LONDON (Reuters) -Hundreds of charity workers in Britain plan to strike for two weeks in December for better pay, a union said on Thursday, underscoring the extent of discontent among employees from different sectors as they grapple with a cost-of-living crisis.
The walkouts, which involve more than 500 workers at housing charity Shelter, will begin on Dec. 5 and last until Dec. 18, Unite said in a statement.
"At the very base level, absolute bare minimum, those working for a housing charity shouldn't be experiencing housing insecurity as a result of being unable to pay rent," one unnamed member of Shelter staff said in a quote provided by Unite.
Shelter, which provides advice and practical assistance to those who are homeless, said it respected people's right to strike even if it was not the outcome the company wished for.
"Regrettably the cost-of-living crisis is impacting both our colleagues and operational costs," the company's director of finance and strategy enablement, Tim Gutteridge, said.
He added that while some of Shelter's services and shops would be impacted due to the strikes, the company would make every "effort during this very busy time of year to continue to serve those most in need of our help".
Surging inflation has caused wide-spread industrial unrest in Britain, with nurses the latest group to decide to walk out. Even staff at trade union Usdaw have walked out.
"I'm now in overdraft every month, I go around switching my lights off, I have turned my boiler down," another Shelter employee said in the Unite statement. "The best acknowledgement my employer can give me for all my hard work is decent pay."

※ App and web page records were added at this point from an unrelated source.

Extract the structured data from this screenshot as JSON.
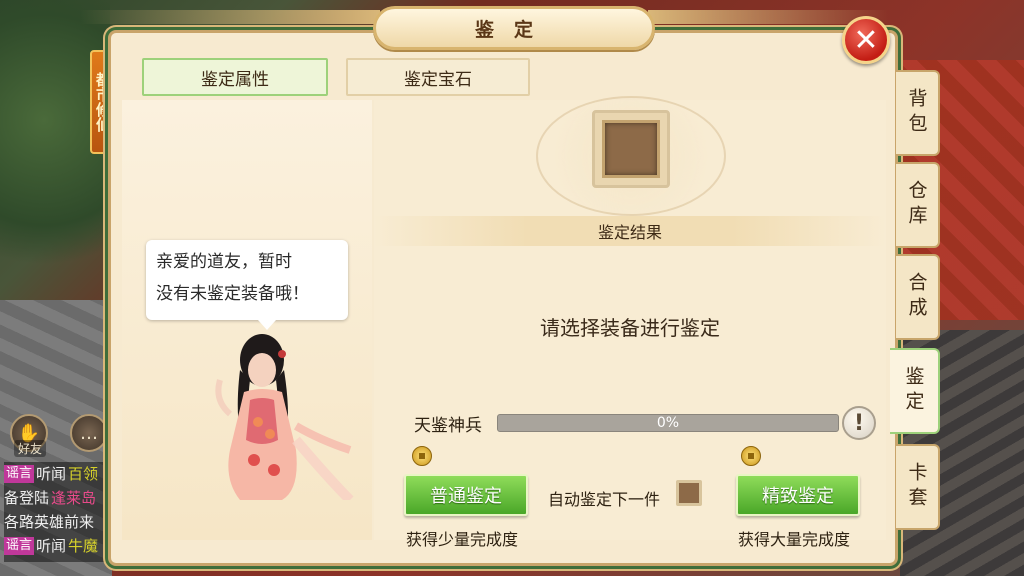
{
  "window": {
    "title": "鉴定",
    "close_icon": "close-x-icon"
  },
  "side_banner": {
    "text": "都市修仙"
  },
  "hud": {
    "friends_label": "好友",
    "chat_icon": "chat-bubble-icon"
  },
  "chat": {
    "lines": [
      {
        "tag": "谣言",
        "text": "听闻",
        "highlight": "百领"
      },
      {
        "tag": "",
        "text": "备登陆",
        "highlight": "逢莱岛"
      },
      {
        "tag": "",
        "text": "各路英雄前来",
        "highlight": ""
      },
      {
        "tag": "谣言",
        "text": "听闻",
        "highlight": "牛魔"
      }
    ]
  },
  "tabs": [
    {
      "label": "鉴定属性",
      "active": true
    },
    {
      "label": "鉴定宝石",
      "active": false
    }
  ],
  "npc": {
    "message_line1": "亲爱的道友，暂时",
    "message_line2": "没有未鉴定装备哦！"
  },
  "identify": {
    "result_title": "鉴定结果",
    "prompt": "请选择装备进行鉴定",
    "progress_label": "天鉴神兵",
    "progress_percent": 0,
    "progress_text": "0%",
    "info_icon": "exclamation-icon",
    "normal_button": "普通鉴定",
    "normal_caption": "获得少量完成度",
    "fine_button": "精致鉴定",
    "fine_caption": "获得大量完成度",
    "auto_label": "自动鉴定下一件",
    "auto_checked": false,
    "coin_icon": "coin-icon"
  },
  "side_tabs": [
    {
      "label": "背包",
      "active": false
    },
    {
      "label": "仓库",
      "active": false
    },
    {
      "label": "合成",
      "active": false
    },
    {
      "label": "鉴定",
      "active": true
    },
    {
      "label": "卡套",
      "active": false
    }
  ],
  "colors": {
    "active_green": "#9dd17a",
    "button_green": "#4aa728",
    "close_red": "#c31d14",
    "panel_bg": "#f7ead0"
  }
}
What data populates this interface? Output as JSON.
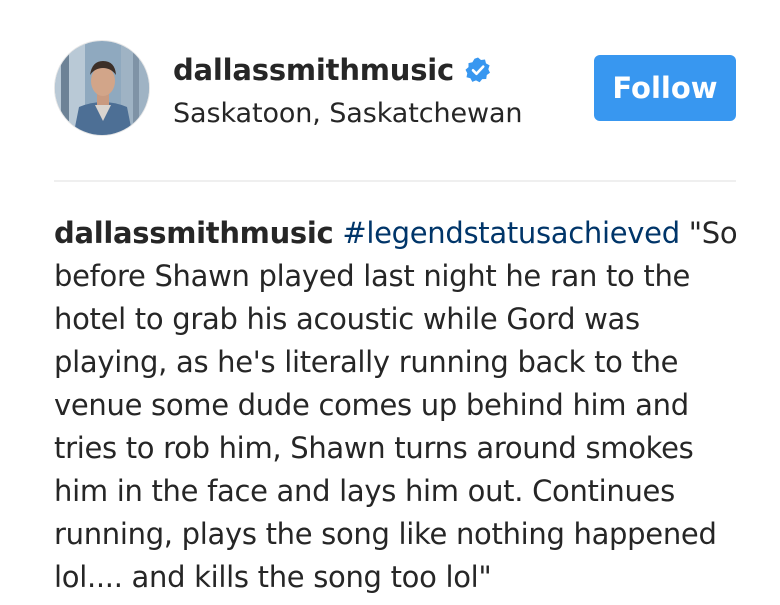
{
  "post": {
    "username": "dallassmithmusic",
    "location": "Saskatoon, Saskatchewan",
    "follow_label": "Follow",
    "caption": {
      "username": "dallassmithmusic",
      "hashtag": "#legendstatusachieved",
      "text": " \"So before Shawn played last night he ran to the hotel to grab his acoustic while Gord was playing, as he's literally running back to the venue some dude comes up behind him and tries to rob him, Shawn turns around smokes him in the face and lays him out. Continues running, plays the song like nothing happened lol.... and kills the song too lol\""
    }
  },
  "icons": {
    "verified": "verified-badge-icon",
    "avatar": "profile-photo"
  },
  "colors": {
    "follow_button": "#3897f0",
    "hashtag": "#003569",
    "verified_badge": "#3897f0",
    "text": "#262626",
    "divider": "#efefef"
  }
}
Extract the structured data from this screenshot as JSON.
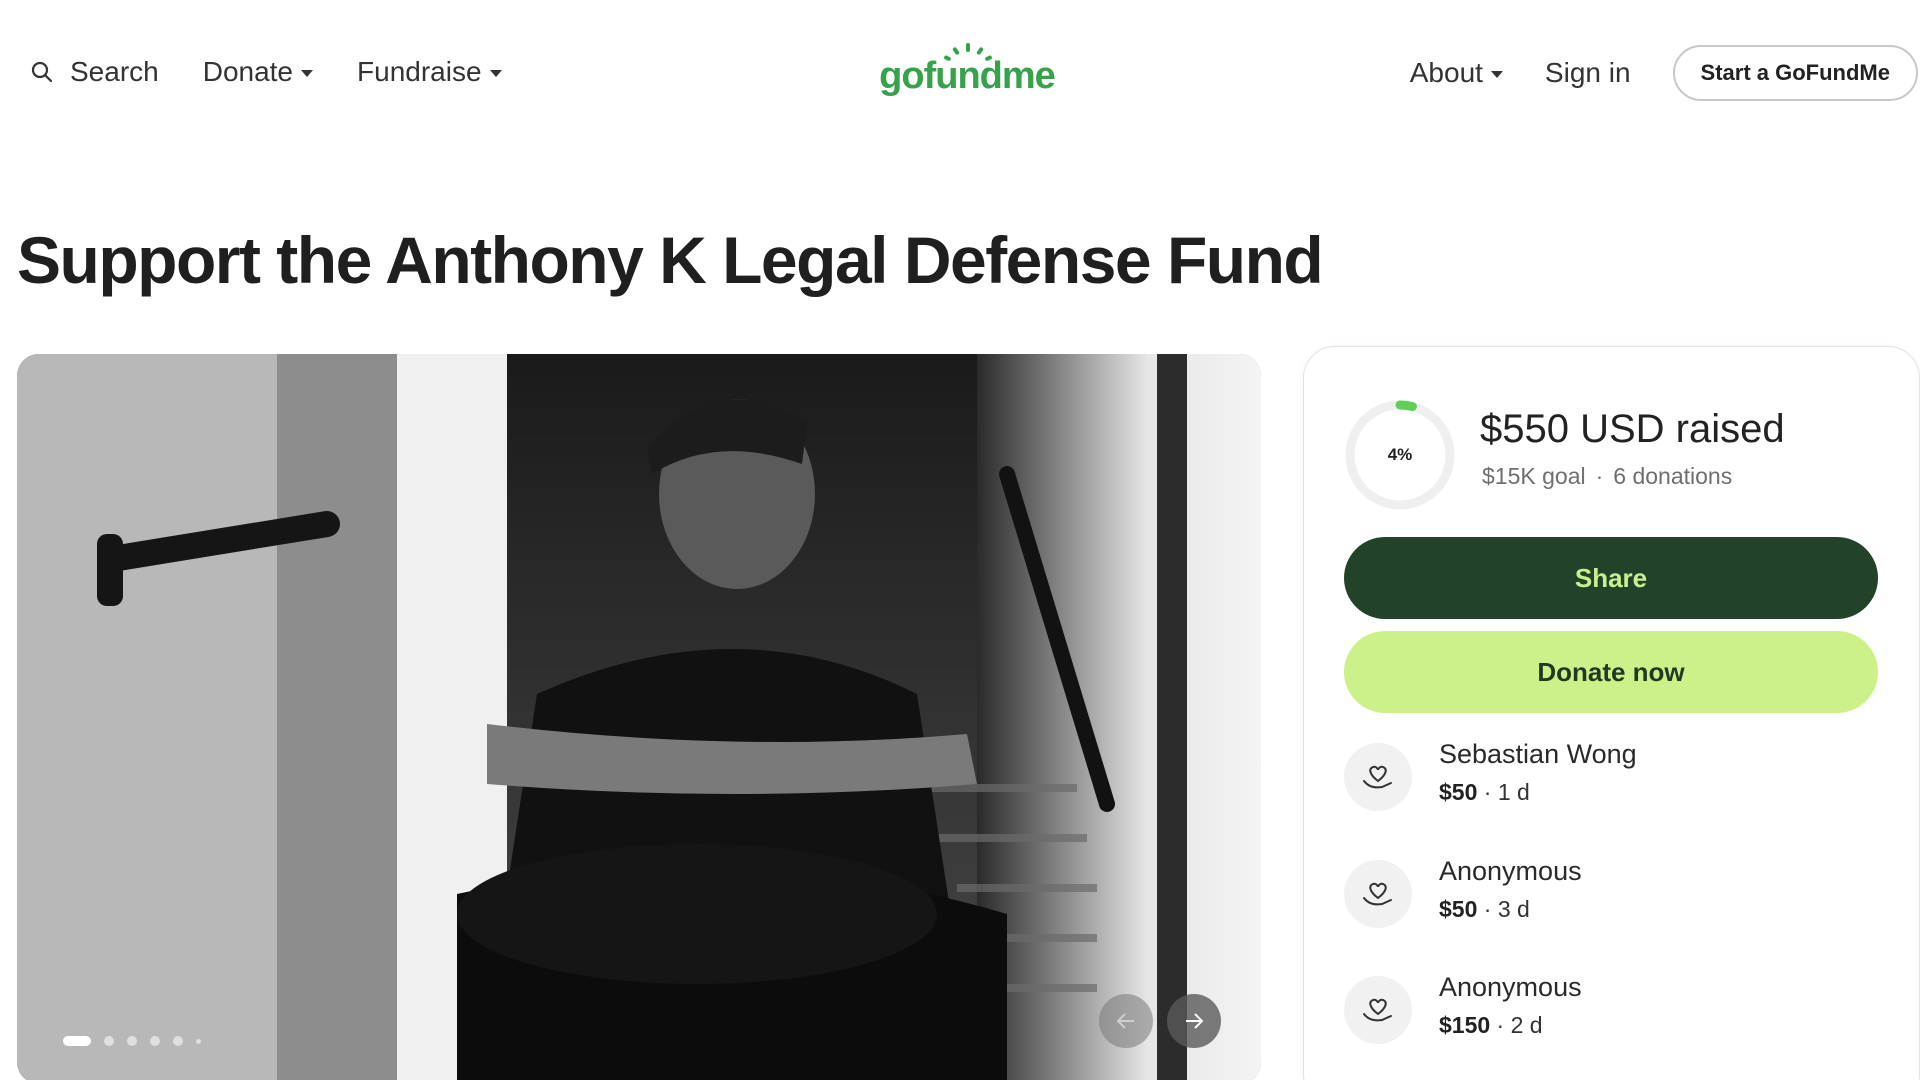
{
  "header": {
    "search_label": "Search",
    "donate_label": "Donate",
    "fundraise_label": "Fundraise",
    "logo_text": "gofundme",
    "about_label": "About",
    "signin_label": "Sign in",
    "start_label": "Start a GoFundMe"
  },
  "page": {
    "title": "Support the Anthony K Legal Defense Fund"
  },
  "gallery": {
    "slide_count": 6,
    "active_slide": 1
  },
  "campaign": {
    "progress_percent": 4,
    "progress_label": "4%",
    "raised_text": "$550 USD raised",
    "goal_text": "$15K goal",
    "donations_text": "6 donations",
    "share_label": "Share",
    "donate_label": "Donate now"
  },
  "donations": [
    {
      "name": "Sebastian Wong",
      "amount": "$50",
      "time": "1 d"
    },
    {
      "name": "Anonymous",
      "amount": "$50",
      "time": "3 d"
    },
    {
      "name": "Anonymous",
      "amount": "$150",
      "time": "2 d"
    }
  ],
  "colors": {
    "brand_green": "#36a34a",
    "share_bg": "#224229",
    "donate_bg": "#cdf189"
  }
}
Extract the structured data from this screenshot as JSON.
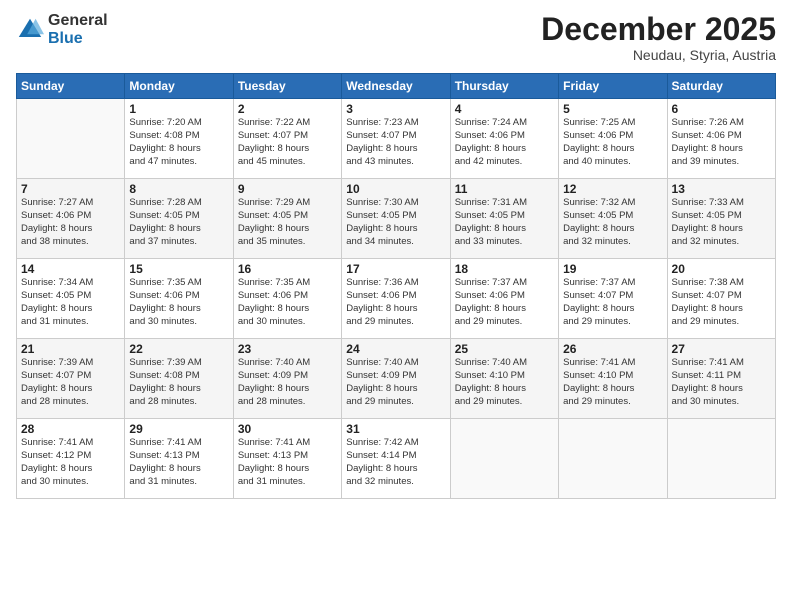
{
  "header": {
    "logo_general": "General",
    "logo_blue": "Blue",
    "month_title": "December 2025",
    "location": "Neudau, Styria, Austria"
  },
  "days_of_week": [
    "Sunday",
    "Monday",
    "Tuesday",
    "Wednesday",
    "Thursday",
    "Friday",
    "Saturday"
  ],
  "weeks": [
    [
      {
        "day": "",
        "info": ""
      },
      {
        "day": "1",
        "info": "Sunrise: 7:20 AM\nSunset: 4:08 PM\nDaylight: 8 hours\nand 47 minutes."
      },
      {
        "day": "2",
        "info": "Sunrise: 7:22 AM\nSunset: 4:07 PM\nDaylight: 8 hours\nand 45 minutes."
      },
      {
        "day": "3",
        "info": "Sunrise: 7:23 AM\nSunset: 4:07 PM\nDaylight: 8 hours\nand 43 minutes."
      },
      {
        "day": "4",
        "info": "Sunrise: 7:24 AM\nSunset: 4:06 PM\nDaylight: 8 hours\nand 42 minutes."
      },
      {
        "day": "5",
        "info": "Sunrise: 7:25 AM\nSunset: 4:06 PM\nDaylight: 8 hours\nand 40 minutes."
      },
      {
        "day": "6",
        "info": "Sunrise: 7:26 AM\nSunset: 4:06 PM\nDaylight: 8 hours\nand 39 minutes."
      }
    ],
    [
      {
        "day": "7",
        "info": "Sunrise: 7:27 AM\nSunset: 4:06 PM\nDaylight: 8 hours\nand 38 minutes."
      },
      {
        "day": "8",
        "info": "Sunrise: 7:28 AM\nSunset: 4:05 PM\nDaylight: 8 hours\nand 37 minutes."
      },
      {
        "day": "9",
        "info": "Sunrise: 7:29 AM\nSunset: 4:05 PM\nDaylight: 8 hours\nand 35 minutes."
      },
      {
        "day": "10",
        "info": "Sunrise: 7:30 AM\nSunset: 4:05 PM\nDaylight: 8 hours\nand 34 minutes."
      },
      {
        "day": "11",
        "info": "Sunrise: 7:31 AM\nSunset: 4:05 PM\nDaylight: 8 hours\nand 33 minutes."
      },
      {
        "day": "12",
        "info": "Sunrise: 7:32 AM\nSunset: 4:05 PM\nDaylight: 8 hours\nand 32 minutes."
      },
      {
        "day": "13",
        "info": "Sunrise: 7:33 AM\nSunset: 4:05 PM\nDaylight: 8 hours\nand 32 minutes."
      }
    ],
    [
      {
        "day": "14",
        "info": "Sunrise: 7:34 AM\nSunset: 4:05 PM\nDaylight: 8 hours\nand 31 minutes."
      },
      {
        "day": "15",
        "info": "Sunrise: 7:35 AM\nSunset: 4:06 PM\nDaylight: 8 hours\nand 30 minutes."
      },
      {
        "day": "16",
        "info": "Sunrise: 7:35 AM\nSunset: 4:06 PM\nDaylight: 8 hours\nand 30 minutes."
      },
      {
        "day": "17",
        "info": "Sunrise: 7:36 AM\nSunset: 4:06 PM\nDaylight: 8 hours\nand 29 minutes."
      },
      {
        "day": "18",
        "info": "Sunrise: 7:37 AM\nSunset: 4:06 PM\nDaylight: 8 hours\nand 29 minutes."
      },
      {
        "day": "19",
        "info": "Sunrise: 7:37 AM\nSunset: 4:07 PM\nDaylight: 8 hours\nand 29 minutes."
      },
      {
        "day": "20",
        "info": "Sunrise: 7:38 AM\nSunset: 4:07 PM\nDaylight: 8 hours\nand 29 minutes."
      }
    ],
    [
      {
        "day": "21",
        "info": "Sunrise: 7:39 AM\nSunset: 4:07 PM\nDaylight: 8 hours\nand 28 minutes."
      },
      {
        "day": "22",
        "info": "Sunrise: 7:39 AM\nSunset: 4:08 PM\nDaylight: 8 hours\nand 28 minutes."
      },
      {
        "day": "23",
        "info": "Sunrise: 7:40 AM\nSunset: 4:09 PM\nDaylight: 8 hours\nand 28 minutes."
      },
      {
        "day": "24",
        "info": "Sunrise: 7:40 AM\nSunset: 4:09 PM\nDaylight: 8 hours\nand 29 minutes."
      },
      {
        "day": "25",
        "info": "Sunrise: 7:40 AM\nSunset: 4:10 PM\nDaylight: 8 hours\nand 29 minutes."
      },
      {
        "day": "26",
        "info": "Sunrise: 7:41 AM\nSunset: 4:10 PM\nDaylight: 8 hours\nand 29 minutes."
      },
      {
        "day": "27",
        "info": "Sunrise: 7:41 AM\nSunset: 4:11 PM\nDaylight: 8 hours\nand 30 minutes."
      }
    ],
    [
      {
        "day": "28",
        "info": "Sunrise: 7:41 AM\nSunset: 4:12 PM\nDaylight: 8 hours\nand 30 minutes."
      },
      {
        "day": "29",
        "info": "Sunrise: 7:41 AM\nSunset: 4:13 PM\nDaylight: 8 hours\nand 31 minutes."
      },
      {
        "day": "30",
        "info": "Sunrise: 7:41 AM\nSunset: 4:13 PM\nDaylight: 8 hours\nand 31 minutes."
      },
      {
        "day": "31",
        "info": "Sunrise: 7:42 AM\nSunset: 4:14 PM\nDaylight: 8 hours\nand 32 minutes."
      },
      {
        "day": "",
        "info": ""
      },
      {
        "day": "",
        "info": ""
      },
      {
        "day": "",
        "info": ""
      }
    ]
  ]
}
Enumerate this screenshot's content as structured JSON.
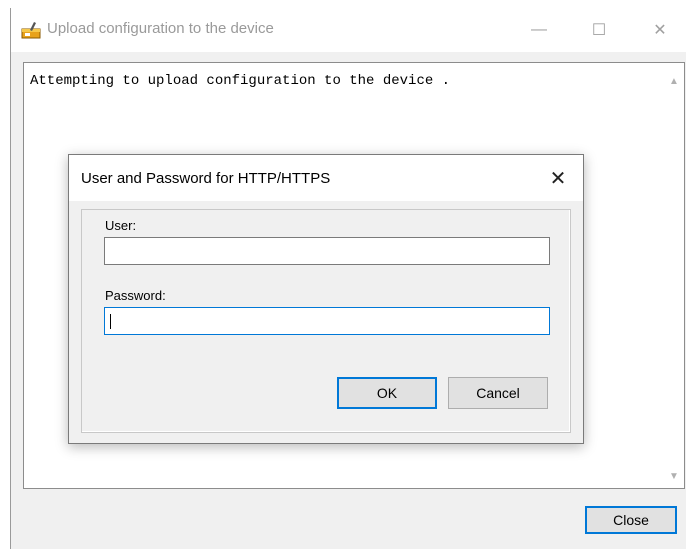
{
  "window": {
    "title": "Upload configuration to the device",
    "minimize_icon": "—",
    "maximize_icon": "☐",
    "close_icon": "✕"
  },
  "log": {
    "text": "Attempting to upload configuration to the device ."
  },
  "footer": {
    "close_label": "Close"
  },
  "dialog": {
    "title": "User and Password for HTTP/HTTPS",
    "close_icon": "✕",
    "user_label": "User:",
    "user_value": "",
    "password_label": "Password:",
    "password_value": "",
    "ok_label": "OK",
    "cancel_label": "Cancel"
  },
  "colors": {
    "accent": "#0078d7",
    "window_bg": "#f0f0f0"
  }
}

(Reporting by Muvija M; editing by Sarah Young and Kylie MacLellan)